The guide, hailed by practitioners as a big step toward the production of better-performing, more economical and more constructible tall buildings in seismic zones, presents a recommended alternative to the prescriptive design procedures contained in codes. It also serves as the basis for designs intended to achieve higher performance than mandated by code. The project brought forward many recent advances in seismic engineering, including ground-motion representation and structural modeling technology.
Based on best practices and agreed-upon definitions and methods, the guide presents a consensus-based framework for PBSD. In the past, "each project had its own set of project-specific criteria, and building officials in different cities were responding differently," says Moehle.

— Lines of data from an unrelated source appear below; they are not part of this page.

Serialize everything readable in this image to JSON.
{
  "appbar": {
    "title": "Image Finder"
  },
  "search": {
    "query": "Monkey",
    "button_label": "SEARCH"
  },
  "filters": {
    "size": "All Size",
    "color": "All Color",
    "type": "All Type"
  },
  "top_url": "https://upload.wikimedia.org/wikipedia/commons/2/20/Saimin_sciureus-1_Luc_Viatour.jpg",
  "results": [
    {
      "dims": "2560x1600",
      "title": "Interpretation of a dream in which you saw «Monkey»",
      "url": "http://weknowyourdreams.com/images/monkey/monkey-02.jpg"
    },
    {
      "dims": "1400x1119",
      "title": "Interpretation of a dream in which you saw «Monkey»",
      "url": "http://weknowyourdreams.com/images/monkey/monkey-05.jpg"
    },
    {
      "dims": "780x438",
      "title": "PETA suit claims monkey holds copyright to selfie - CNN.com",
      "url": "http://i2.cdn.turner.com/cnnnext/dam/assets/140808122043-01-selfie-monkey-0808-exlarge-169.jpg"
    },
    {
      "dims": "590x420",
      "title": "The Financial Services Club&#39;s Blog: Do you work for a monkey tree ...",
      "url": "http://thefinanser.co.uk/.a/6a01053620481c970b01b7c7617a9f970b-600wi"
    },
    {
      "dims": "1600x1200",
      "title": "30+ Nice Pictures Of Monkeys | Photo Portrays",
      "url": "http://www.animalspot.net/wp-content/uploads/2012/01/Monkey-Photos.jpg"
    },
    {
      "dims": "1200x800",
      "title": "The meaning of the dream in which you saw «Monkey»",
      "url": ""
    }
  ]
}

The UC Berkeley professor of engineering calls the project his most important in more than 30 years of research.
The guide already has eased the approvals process. "There is a much greater comfort level on the part of building officials to accept PBSD," says PBSD pioneer Ron Klemencic, president of Magnusson Klemencic Associates, Seattle.
Moehle's work is not yet done. During the project, he found examples of incongruent research, code language and practices. He is now part of an effort to rectify that through model-code changes.